# Aim of the exercise
Write out the whole listing below so that every line matches exactly.

# Listed entries
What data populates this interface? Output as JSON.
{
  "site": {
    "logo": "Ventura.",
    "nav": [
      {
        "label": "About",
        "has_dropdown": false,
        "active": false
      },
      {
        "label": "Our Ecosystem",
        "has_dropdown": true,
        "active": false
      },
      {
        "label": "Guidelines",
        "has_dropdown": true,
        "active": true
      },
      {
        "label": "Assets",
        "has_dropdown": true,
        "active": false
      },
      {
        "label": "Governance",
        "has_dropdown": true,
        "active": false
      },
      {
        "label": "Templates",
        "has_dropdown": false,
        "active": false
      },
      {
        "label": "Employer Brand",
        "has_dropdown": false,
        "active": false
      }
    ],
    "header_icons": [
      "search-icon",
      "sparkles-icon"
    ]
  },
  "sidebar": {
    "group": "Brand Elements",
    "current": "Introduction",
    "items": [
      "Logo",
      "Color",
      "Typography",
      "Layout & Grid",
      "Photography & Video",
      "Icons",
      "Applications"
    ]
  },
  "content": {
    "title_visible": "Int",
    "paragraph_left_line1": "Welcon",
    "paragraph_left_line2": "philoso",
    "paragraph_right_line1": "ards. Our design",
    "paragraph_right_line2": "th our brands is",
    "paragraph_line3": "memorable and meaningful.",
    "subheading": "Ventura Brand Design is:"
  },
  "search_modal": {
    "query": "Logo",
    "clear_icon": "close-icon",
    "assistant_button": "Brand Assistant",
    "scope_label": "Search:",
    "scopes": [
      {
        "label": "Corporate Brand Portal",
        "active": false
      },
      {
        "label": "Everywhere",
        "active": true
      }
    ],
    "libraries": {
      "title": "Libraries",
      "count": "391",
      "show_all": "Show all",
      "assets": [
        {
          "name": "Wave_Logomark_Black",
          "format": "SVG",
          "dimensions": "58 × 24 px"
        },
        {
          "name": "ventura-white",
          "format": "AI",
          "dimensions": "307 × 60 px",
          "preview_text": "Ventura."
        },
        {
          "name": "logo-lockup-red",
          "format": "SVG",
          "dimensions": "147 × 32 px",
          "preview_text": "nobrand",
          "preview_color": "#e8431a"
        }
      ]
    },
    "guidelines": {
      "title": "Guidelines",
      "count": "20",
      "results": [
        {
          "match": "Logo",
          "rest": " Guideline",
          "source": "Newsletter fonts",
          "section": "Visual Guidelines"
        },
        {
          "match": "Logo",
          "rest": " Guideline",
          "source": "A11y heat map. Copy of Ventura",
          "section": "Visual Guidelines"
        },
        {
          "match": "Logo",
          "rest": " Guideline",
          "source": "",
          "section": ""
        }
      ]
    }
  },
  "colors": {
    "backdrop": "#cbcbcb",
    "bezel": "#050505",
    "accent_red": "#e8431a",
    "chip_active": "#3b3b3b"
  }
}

# Solution to this exercise
What data populates this interface? Output as JSON.
{
  "site": {
    "logo": "Ventura.",
    "nav": [
      {
        "label": "About",
        "has_dropdown": false,
        "active": false
      },
      {
        "label": "Our Ecosystem",
        "has_dropdown": true,
        "active": false
      },
      {
        "label": "Guidelines",
        "has_dropdown": true,
        "active": true
      },
      {
        "label": "Assets",
        "has_dropdown": true,
        "active": false
      },
      {
        "label": "Governance",
        "has_dropdown": true,
        "active": false
      },
      {
        "label": "Templates",
        "has_dropdown": false,
        "active": false
      },
      {
        "label": "Employer Brand",
        "has_dropdown": false,
        "active": false
      }
    ],
    "header_icons": [
      "search-icon",
      "sparkles-icon"
    ]
  },
  "sidebar": {
    "group": "Brand Elements",
    "current": "Introduction",
    "items": [
      "Logo",
      "Color",
      "Typography",
      "Layout & Grid",
      "Photography & Video",
      "Icons",
      "Applications"
    ]
  },
  "content": {
    "title_visible": "Int",
    "paragraph_left_line1": "Welcon",
    "paragraph_left_line2": "philoso",
    "paragraph_right_line1": "ards. Our design",
    "paragraph_right_line2": "th our brands is",
    "paragraph_line3": "memorable and meaningful.",
    "subheading": "Ventura Brand Design is:"
  },
  "search_modal": {
    "query": "Logo",
    "clear_icon": "close-icon",
    "assistant_button": "Brand Assistant",
    "scope_label": "Search:",
    "scopes": [
      {
        "label": "Corporate Brand Portal",
        "active": false
      },
      {
        "label": "Everywhere",
        "active": true
      }
    ],
    "libraries": {
      "title": "Libraries",
      "count": "391",
      "show_all": "Show all",
      "assets": [
        {
          "name": "Wave_Logomark_Black",
          "format": "SVG",
          "dimensions": "58 × 24 px"
        },
        {
          "name": "ventura-white",
          "format": "AI",
          "dimensions": "307 × 60 px",
          "preview_text": "Ventura."
        },
        {
          "name": "logo-lockup-red",
          "format": "SVG",
          "dimensions": "147 × 32 px",
          "preview_text": "nobrand",
          "preview_color": "#e8431a"
        }
      ]
    },
    "guidelines": {
      "title": "Guidelines",
      "count": "20",
      "results": [
        {
          "match": "Logo",
          "rest": " Guideline",
          "source": "Newsletter fonts",
          "section": "Visual Guidelines"
        },
        {
          "match": "Logo",
          "rest": " Guideline",
          "source": "A11y heat map. Copy of Ventura",
          "section": "Visual Guidelines"
        },
        {
          "match": "Logo",
          "rest": " Guideline",
          "source": "",
          "section": ""
        }
      ]
    }
  },
  "colors": {
    "backdrop": "#cbcbcb",
    "bezel": "#050505",
    "accent_red": "#e8431a",
    "chip_active": "#3b3b3b"
  }
}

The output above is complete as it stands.